fall 英 [fɔ:l] 美 [fɔl]
vi. 落下；变成；来临；减弱 n. 下降；秋天；瀑布 vt. 砍倒；击倒
进行时:falling 过去式:fell 过去分词:fallen 第三人称单数:falls 名词复数:falls
- Looking at the multitude of meanings for the word fall, one thing comes clear: the word is most often associated with a drop or descent of some kind, whether that be a physical fall from a high place or a metaphorical fall from power or grace.
- vi. 落下；变成；来临；减弱
- n. 下降；秋天；瀑布
- vt. 砍倒；击倒
- adj. 秋天的
1. A sudden silence fell.
2. leaves were starting to fall.
3. The rain was falling steadily.
4. in the fall of 2009
在 2009 年的秋天
5. a heavy fall of snow
6. a steep fall in profits
7. The house had fallen into disrepair.
8. The temperature fell sharply in the night.
9. She slipped on the ice and fell.
10. He had fallen asleep on the sofa.
- fall (n.) c. 1200, "a falling to the ground; a dropping from a height, a descent from a higher to a lower position (as by gravity); a collapsing of a building," from the source of fall (n.). (Old English noun fealle meant "snare, trap.") Meaning "a sinking down, subsidence" Of the coming of night from 1650s. Meaning "downward direction of a surface" is from 1560s, of a value from 1550s. Theological sense, "a succumbing to sin or temptation" (especially of Adam and Eve) is from early 13c.

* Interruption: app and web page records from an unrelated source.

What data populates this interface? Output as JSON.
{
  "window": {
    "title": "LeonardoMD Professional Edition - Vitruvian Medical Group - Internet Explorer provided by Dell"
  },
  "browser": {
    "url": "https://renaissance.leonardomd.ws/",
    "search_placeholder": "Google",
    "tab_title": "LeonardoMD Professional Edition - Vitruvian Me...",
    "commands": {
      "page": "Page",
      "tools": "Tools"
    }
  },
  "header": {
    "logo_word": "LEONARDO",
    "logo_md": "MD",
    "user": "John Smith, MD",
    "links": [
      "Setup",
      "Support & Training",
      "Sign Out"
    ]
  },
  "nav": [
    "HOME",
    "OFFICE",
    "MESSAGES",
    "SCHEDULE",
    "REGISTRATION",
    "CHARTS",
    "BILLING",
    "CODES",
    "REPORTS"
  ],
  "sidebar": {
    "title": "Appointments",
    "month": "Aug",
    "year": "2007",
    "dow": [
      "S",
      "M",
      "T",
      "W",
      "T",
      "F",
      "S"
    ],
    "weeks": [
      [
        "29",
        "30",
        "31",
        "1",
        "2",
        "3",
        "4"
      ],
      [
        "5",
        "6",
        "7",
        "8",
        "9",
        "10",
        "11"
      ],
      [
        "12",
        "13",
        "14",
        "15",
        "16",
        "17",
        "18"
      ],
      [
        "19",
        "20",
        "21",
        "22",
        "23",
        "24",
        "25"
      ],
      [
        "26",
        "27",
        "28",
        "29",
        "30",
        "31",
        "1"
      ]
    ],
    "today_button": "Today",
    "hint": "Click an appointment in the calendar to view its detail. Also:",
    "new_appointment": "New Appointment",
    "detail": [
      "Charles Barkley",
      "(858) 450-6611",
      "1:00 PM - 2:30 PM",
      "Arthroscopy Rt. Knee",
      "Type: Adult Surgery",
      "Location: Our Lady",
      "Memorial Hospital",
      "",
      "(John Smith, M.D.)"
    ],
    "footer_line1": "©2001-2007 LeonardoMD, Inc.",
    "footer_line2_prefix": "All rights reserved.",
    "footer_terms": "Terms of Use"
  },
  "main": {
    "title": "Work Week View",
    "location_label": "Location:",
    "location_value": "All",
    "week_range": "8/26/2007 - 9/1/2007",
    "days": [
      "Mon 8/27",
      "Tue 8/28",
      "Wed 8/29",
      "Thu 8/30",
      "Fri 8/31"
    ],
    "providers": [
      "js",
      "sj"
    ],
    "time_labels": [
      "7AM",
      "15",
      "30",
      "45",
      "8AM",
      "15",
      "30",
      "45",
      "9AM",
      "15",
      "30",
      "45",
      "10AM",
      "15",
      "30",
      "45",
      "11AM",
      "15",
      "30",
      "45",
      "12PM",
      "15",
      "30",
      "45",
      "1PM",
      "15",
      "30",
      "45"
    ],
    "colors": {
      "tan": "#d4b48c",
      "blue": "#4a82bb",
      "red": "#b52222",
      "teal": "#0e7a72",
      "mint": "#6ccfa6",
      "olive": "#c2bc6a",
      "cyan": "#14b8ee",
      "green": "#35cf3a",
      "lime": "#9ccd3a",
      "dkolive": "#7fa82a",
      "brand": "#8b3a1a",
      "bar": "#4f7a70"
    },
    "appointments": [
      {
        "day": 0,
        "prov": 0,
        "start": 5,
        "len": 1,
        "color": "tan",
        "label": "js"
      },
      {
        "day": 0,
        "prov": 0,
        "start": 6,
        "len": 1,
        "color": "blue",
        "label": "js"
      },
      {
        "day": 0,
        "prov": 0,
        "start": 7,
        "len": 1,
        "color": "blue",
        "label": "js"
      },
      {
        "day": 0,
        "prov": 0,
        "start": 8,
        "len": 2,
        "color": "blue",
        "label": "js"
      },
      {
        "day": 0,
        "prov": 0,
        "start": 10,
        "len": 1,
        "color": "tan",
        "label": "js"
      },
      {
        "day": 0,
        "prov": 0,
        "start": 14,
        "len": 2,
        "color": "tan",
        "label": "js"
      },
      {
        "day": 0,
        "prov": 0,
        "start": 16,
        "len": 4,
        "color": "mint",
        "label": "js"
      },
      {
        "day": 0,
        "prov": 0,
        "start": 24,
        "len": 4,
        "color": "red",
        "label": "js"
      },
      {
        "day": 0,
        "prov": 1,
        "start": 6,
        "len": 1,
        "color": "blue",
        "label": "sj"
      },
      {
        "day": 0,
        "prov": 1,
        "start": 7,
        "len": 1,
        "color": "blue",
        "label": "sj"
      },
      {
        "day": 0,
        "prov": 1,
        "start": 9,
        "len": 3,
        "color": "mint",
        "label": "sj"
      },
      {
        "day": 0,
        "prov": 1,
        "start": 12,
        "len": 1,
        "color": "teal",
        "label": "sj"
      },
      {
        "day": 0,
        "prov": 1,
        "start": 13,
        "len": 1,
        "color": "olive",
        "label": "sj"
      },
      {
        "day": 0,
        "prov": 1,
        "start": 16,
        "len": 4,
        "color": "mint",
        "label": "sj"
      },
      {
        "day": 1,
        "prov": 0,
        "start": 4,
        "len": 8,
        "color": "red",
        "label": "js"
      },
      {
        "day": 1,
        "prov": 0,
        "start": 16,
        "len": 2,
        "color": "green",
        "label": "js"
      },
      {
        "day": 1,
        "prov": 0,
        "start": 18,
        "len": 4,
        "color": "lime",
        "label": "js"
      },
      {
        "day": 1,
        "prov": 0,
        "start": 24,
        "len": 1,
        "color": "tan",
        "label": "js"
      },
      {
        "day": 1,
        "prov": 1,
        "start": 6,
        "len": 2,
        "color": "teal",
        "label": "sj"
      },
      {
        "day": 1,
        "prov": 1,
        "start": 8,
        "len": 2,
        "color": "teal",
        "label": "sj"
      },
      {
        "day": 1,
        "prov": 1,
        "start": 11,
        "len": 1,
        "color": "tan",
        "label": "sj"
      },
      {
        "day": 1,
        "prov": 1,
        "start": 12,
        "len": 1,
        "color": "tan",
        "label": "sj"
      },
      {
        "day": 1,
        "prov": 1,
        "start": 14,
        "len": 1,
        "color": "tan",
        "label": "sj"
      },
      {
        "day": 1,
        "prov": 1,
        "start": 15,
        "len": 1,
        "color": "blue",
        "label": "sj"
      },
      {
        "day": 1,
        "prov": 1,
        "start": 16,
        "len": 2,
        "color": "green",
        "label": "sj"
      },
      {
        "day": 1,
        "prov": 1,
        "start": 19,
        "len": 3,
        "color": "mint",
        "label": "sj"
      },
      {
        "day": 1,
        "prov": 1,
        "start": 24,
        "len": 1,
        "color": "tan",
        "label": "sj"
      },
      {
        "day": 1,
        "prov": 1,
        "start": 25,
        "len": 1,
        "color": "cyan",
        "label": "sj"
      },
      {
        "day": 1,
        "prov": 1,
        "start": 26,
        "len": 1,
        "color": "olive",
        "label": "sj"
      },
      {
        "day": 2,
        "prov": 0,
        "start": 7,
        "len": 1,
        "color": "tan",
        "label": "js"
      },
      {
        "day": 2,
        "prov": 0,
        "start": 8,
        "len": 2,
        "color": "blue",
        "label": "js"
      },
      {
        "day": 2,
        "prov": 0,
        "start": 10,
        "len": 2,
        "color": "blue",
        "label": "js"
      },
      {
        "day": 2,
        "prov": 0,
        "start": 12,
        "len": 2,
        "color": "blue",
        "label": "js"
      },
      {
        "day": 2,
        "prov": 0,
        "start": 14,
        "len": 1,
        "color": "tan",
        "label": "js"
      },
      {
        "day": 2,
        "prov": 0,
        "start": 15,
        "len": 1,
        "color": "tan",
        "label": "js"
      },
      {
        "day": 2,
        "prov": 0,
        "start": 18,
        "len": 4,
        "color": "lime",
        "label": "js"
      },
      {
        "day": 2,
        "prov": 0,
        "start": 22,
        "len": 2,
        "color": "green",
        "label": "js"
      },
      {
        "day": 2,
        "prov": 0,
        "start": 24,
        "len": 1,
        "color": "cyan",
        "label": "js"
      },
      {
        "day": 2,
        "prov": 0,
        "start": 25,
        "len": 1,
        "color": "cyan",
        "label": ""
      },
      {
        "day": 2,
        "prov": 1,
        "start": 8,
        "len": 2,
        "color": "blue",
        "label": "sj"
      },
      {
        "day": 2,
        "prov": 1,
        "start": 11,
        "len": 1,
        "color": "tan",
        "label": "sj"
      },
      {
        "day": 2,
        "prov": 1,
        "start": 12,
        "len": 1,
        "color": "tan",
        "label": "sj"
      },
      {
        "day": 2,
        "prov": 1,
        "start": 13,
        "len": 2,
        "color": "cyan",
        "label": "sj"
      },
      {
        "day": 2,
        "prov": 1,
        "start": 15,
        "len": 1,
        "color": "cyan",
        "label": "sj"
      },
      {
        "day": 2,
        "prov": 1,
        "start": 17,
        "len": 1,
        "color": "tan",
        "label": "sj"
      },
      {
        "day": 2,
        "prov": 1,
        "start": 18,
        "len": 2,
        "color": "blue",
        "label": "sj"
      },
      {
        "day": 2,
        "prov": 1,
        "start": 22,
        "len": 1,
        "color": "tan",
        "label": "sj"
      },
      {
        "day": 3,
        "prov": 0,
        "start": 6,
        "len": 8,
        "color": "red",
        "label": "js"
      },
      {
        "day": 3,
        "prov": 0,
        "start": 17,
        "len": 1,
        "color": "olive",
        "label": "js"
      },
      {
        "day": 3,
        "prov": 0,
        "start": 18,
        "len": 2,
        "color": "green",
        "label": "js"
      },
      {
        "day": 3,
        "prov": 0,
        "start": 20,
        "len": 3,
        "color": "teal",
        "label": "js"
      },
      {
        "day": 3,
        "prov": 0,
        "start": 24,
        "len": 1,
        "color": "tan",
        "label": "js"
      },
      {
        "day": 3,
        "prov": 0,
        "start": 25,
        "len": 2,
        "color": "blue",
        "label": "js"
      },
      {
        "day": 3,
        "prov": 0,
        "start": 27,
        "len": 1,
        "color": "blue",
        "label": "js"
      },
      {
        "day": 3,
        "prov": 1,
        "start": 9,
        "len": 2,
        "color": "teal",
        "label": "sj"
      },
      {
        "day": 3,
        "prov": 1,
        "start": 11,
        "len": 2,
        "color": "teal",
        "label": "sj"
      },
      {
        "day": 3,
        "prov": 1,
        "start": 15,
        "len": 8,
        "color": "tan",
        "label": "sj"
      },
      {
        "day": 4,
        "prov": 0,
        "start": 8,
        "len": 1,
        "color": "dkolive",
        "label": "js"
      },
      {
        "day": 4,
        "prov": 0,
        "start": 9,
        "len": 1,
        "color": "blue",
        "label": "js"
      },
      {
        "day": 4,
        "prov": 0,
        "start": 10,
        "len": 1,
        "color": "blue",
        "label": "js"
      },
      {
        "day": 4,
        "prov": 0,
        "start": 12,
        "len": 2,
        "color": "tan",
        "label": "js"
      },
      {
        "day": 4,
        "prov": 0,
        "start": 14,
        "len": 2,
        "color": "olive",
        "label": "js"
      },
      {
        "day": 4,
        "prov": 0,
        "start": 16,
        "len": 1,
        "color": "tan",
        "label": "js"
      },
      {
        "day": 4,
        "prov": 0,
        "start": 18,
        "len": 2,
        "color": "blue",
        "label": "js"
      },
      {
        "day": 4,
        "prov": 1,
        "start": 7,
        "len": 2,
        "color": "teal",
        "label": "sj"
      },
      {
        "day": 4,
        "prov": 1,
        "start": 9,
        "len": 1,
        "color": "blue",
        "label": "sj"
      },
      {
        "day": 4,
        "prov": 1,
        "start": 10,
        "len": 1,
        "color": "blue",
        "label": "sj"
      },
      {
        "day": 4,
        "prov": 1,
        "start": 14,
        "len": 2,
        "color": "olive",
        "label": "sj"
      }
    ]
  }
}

- fall (v.) Old English feallan (class VII strong verb; past tense feoll, past participle feallen) "to drop from a height; fail, decay, die," from Proto-Germanic *fallan (source also of Old Frisian falla, Old Saxon fallan, Dutch vallen, Old Norse falla, Old High German fallan, German fallen, absent in Gothic).